───── Source records ─────
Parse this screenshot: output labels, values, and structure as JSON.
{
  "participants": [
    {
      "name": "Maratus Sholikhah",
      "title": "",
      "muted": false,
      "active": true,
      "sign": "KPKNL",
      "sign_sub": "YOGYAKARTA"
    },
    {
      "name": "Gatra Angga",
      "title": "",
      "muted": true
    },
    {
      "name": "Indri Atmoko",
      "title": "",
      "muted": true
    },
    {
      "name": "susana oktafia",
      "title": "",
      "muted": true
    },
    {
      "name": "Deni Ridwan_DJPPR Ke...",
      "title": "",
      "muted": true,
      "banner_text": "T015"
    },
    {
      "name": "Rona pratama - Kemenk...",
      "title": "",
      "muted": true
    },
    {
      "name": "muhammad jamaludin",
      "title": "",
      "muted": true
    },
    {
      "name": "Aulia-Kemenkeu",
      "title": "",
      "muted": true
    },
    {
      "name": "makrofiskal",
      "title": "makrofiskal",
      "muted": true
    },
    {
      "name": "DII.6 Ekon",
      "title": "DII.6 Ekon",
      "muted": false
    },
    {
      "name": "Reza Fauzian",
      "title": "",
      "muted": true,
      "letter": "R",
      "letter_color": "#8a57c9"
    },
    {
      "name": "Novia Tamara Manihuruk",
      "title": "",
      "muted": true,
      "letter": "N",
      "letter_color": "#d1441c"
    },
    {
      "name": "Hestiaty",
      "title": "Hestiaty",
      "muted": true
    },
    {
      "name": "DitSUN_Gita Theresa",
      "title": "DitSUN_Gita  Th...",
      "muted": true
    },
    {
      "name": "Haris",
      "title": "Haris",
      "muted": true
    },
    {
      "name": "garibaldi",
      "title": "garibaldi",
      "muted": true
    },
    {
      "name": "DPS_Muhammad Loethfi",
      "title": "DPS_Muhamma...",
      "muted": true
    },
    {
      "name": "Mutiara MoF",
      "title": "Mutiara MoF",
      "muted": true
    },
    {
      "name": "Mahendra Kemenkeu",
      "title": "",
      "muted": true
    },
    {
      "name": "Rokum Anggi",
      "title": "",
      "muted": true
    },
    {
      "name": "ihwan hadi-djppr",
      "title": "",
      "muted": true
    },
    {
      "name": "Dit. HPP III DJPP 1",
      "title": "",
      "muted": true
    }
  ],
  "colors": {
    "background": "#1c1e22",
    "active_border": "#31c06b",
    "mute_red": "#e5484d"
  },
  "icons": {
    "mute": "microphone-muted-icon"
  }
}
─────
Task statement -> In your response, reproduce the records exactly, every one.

Answer section ->
Parse this screenshot: output labels, values, and structure as JSON.
{
  "participants": [
    {
      "name": "Maratus Sholikhah",
      "title": "",
      "muted": false,
      "active": true,
      "sign": "KPKNL",
      "sign_sub": "YOGYAKARTA"
    },
    {
      "name": "Gatra Angga",
      "title": "",
      "muted": true
    },
    {
      "name": "Indri Atmoko",
      "title": "",
      "muted": true
    },
    {
      "name": "susana oktafia",
      "title": "",
      "muted": true
    },
    {
      "name": "Deni Ridwan_DJPPR Ke...",
      "title": "",
      "muted": true,
      "banner_text": "T015"
    },
    {
      "name": "Rona pratama - Kemenk...",
      "title": "",
      "muted": true
    },
    {
      "name": "muhammad jamaludin",
      "title": "",
      "muted": true
    },
    {
      "name": "Aulia-Kemenkeu",
      "title": "",
      "muted": true
    },
    {
      "name": "makrofiskal",
      "title": "makrofiskal",
      "muted": true
    },
    {
      "name": "DII.6 Ekon",
      "title": "DII.6 Ekon",
      "muted": false
    },
    {
      "name": "Reza Fauzian",
      "title": "",
      "muted": true,
      "letter": "R",
      "letter_color": "#8a57c9"
    },
    {
      "name": "Novia Tamara Manihuruk",
      "title": "",
      "muted": true,
      "letter": "N",
      "letter_color": "#d1441c"
    },
    {
      "name": "Hestiaty",
      "title": "Hestiaty",
      "muted": true
    },
    {
      "name": "DitSUN_Gita Theresa",
      "title": "DitSUN_Gita  Th...",
      "muted": true
    },
    {
      "name": "Haris",
      "title": "Haris",
      "muted": true
    },
    {
      "name": "garibaldi",
      "title": "garibaldi",
      "muted": true
    },
    {
      "name": "DPS_Muhammad Loethfi",
      "title": "DPS_Muhamma...",
      "muted": true
    },
    {
      "name": "Mutiara MoF",
      "title": "Mutiara MoF",
      "muted": true
    },
    {
      "name": "Mahendra Kemenkeu",
      "title": "",
      "muted": true
    },
    {
      "name": "Rokum Anggi",
      "title": "",
      "muted": true
    },
    {
      "name": "ihwan hadi-djppr",
      "title": "",
      "muted": true
    },
    {
      "name": "Dit. HPP III DJPP 1",
      "title": "",
      "muted": true
    }
  ],
  "colors": {
    "background": "#1c1e22",
    "active_border": "#31c06b",
    "mute_red": "#e5484d"
  },
  "icons": {
    "mute": "microphone-muted-icon"
  }
}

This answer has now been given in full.